A word-for-word copy of the whole listing is the required answer.

Extracted entries
————

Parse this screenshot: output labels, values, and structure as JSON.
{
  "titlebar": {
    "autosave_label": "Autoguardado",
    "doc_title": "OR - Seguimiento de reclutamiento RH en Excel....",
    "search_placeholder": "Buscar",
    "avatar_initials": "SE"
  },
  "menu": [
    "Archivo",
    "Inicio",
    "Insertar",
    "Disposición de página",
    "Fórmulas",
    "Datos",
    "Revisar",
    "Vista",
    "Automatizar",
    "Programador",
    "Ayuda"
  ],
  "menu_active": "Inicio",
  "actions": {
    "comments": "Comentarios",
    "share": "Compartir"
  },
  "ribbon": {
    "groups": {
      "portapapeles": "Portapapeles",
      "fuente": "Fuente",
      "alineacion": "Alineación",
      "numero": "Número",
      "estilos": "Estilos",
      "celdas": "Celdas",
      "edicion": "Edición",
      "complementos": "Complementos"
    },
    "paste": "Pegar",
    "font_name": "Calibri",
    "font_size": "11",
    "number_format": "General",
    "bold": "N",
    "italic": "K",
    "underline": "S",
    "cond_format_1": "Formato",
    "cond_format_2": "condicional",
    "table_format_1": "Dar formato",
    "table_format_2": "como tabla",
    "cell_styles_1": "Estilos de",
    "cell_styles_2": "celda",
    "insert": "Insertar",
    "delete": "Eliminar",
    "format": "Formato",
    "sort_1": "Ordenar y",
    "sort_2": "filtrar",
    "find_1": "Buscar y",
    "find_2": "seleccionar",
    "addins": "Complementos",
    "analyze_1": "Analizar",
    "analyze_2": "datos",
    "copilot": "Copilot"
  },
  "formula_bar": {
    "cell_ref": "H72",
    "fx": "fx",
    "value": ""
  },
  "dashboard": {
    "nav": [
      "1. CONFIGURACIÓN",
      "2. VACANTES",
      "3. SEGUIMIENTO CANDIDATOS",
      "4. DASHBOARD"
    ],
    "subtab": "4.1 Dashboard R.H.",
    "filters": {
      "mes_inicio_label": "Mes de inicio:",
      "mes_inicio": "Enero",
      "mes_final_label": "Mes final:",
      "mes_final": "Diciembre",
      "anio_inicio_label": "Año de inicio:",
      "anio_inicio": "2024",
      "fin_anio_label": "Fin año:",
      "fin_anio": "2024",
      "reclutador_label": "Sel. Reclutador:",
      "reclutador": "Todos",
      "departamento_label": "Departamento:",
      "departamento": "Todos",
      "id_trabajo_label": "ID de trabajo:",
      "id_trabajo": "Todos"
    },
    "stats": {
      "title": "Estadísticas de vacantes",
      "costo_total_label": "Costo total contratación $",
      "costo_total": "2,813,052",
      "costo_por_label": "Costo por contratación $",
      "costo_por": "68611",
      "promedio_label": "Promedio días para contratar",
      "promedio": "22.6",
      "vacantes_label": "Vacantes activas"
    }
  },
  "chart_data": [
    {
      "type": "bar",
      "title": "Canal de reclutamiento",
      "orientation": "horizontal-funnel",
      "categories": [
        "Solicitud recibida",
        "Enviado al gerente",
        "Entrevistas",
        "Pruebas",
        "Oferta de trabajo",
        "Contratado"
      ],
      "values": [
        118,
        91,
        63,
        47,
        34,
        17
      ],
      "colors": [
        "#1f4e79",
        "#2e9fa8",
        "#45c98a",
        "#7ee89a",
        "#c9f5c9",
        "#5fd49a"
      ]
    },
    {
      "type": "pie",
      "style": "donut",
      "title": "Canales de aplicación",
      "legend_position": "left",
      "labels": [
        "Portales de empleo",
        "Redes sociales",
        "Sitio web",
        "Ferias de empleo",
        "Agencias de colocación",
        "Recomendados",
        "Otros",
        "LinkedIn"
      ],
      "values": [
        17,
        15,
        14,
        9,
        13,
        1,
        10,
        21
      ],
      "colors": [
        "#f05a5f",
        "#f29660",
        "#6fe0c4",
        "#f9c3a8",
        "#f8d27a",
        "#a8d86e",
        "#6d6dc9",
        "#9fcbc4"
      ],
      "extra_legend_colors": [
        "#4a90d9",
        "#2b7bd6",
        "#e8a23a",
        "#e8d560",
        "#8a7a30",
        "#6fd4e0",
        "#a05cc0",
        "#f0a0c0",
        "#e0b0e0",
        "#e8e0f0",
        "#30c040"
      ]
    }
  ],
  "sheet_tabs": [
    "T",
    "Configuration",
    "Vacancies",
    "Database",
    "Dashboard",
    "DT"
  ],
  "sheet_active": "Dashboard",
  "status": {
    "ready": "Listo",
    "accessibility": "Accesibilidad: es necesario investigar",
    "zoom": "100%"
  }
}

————

Answer area
Parse this screenshot: output labels, values, and structure as JSON.
{
  "titlebar": {
    "autosave_label": "Autoguardado",
    "doc_title": "OR - Seguimiento de reclutamiento RH en Excel....",
    "search_placeholder": "Buscar",
    "avatar_initials": "SE"
  },
  "menu": [
    "Archivo",
    "Inicio",
    "Insertar",
    "Disposición de página",
    "Fórmulas",
    "Datos",
    "Revisar",
    "Vista",
    "Automatizar",
    "Programador",
    "Ayuda"
  ],
  "menu_active": "Inicio",
  "actions": {
    "comments": "Comentarios",
    "share": "Compartir"
  },
  "ribbon": {
    "groups": {
      "portapapeles": "Portapapeles",
      "fuente": "Fuente",
      "alineacion": "Alineación",
      "numero": "Número",
      "estilos": "Estilos",
      "celdas": "Celdas",
      "edicion": "Edición",
      "complementos": "Complementos"
    },
    "paste": "Pegar",
    "font_name": "Calibri",
    "font_size": "11",
    "number_format": "General",
    "bold": "N",
    "italic": "K",
    "underline": "S",
    "cond_format_1": "Formato",
    "cond_format_2": "condicional",
    "table_format_1": "Dar formato",
    "table_format_2": "como tabla",
    "cell_styles_1": "Estilos de",
    "cell_styles_2": "celda",
    "insert": "Insertar",
    "delete": "Eliminar",
    "format": "Formato",
    "sort_1": "Ordenar y",
    "sort_2": "filtrar",
    "find_1": "Buscar y",
    "find_2": "seleccionar",
    "addins": "Complementos",
    "analyze_1": "Analizar",
    "analyze_2": "datos",
    "copilot": "Copilot"
  },
  "formula_bar": {
    "cell_ref": "H72",
    "fx": "fx",
    "value": ""
  },
  "dashboard": {
    "nav": [
      "1. CONFIGURACIÓN",
      "2. VACANTES",
      "3. SEGUIMIENTO CANDIDATOS",
      "4. DASHBOARD"
    ],
    "subtab": "4.1 Dashboard R.H.",
    "filters": {
      "mes_inicio_label": "Mes de inicio:",
      "mes_inicio": "Enero",
      "mes_final_label": "Mes final:",
      "mes_final": "Diciembre",
      "anio_inicio_label": "Año de inicio:",
      "anio_inicio": "2024",
      "fin_anio_label": "Fin año:",
      "fin_anio": "2024",
      "reclutador_label": "Sel. Reclutador:",
      "reclutador": "Todos",
      "departamento_label": "Departamento:",
      "departamento": "Todos",
      "id_trabajo_label": "ID de trabajo:",
      "id_trabajo": "Todos"
    },
    "stats": {
      "title": "Estadísticas de vacantes",
      "costo_total_label": "Costo total contratación $",
      "costo_total": "2,813,052",
      "costo_por_label": "Costo por contratación $",
      "costo_por": "68611",
      "promedio_label": "Promedio días para contratar",
      "promedio": "22.6",
      "vacantes_label": "Vacantes activas"
    }
  },
  "chart_data": [
    {
      "type": "bar",
      "title": "Canal de reclutamiento",
      "orientation": "horizontal-funnel",
      "categories": [
        "Solicitud recibida",
        "Enviado al gerente",
        "Entrevistas",
        "Pruebas",
        "Oferta de trabajo",
        "Contratado"
      ],
      "values": [
        118,
        91,
        63,
        47,
        34,
        17
      ],
      "colors": [
        "#1f4e79",
        "#2e9fa8",
        "#45c98a",
        "#7ee89a",
        "#c9f5c9",
        "#5fd49a"
      ]
    },
    {
      "type": "pie",
      "style": "donut",
      "title": "Canales de aplicación",
      "legend_position": "left",
      "labels": [
        "Portales de empleo",
        "Redes sociales",
        "Sitio web",
        "Ferias de empleo",
        "Agencias de colocación",
        "Recomendados",
        "Otros",
        "LinkedIn"
      ],
      "values": [
        17,
        15,
        14,
        9,
        13,
        1,
        10,
        21
      ],
      "colors": [
        "#f05a5f",
        "#f29660",
        "#6fe0c4",
        "#f9c3a8",
        "#f8d27a",
        "#a8d86e",
        "#6d6dc9",
        "#9fcbc4"
      ],
      "extra_legend_colors": [
        "#4a90d9",
        "#2b7bd6",
        "#e8a23a",
        "#e8d560",
        "#8a7a30",
        "#6fd4e0",
        "#a05cc0",
        "#f0a0c0",
        "#e0b0e0",
        "#e8e0f0",
        "#30c040"
      ]
    }
  ],
  "sheet_tabs": [
    "T",
    "Configuration",
    "Vacancies",
    "Database",
    "Dashboard",
    "DT"
  ],
  "sheet_active": "Dashboard",
  "status": {
    "ready": "Listo",
    "accessibility": "Accesibilidad: es necesario investigar",
    "zoom": "100%"
  }
}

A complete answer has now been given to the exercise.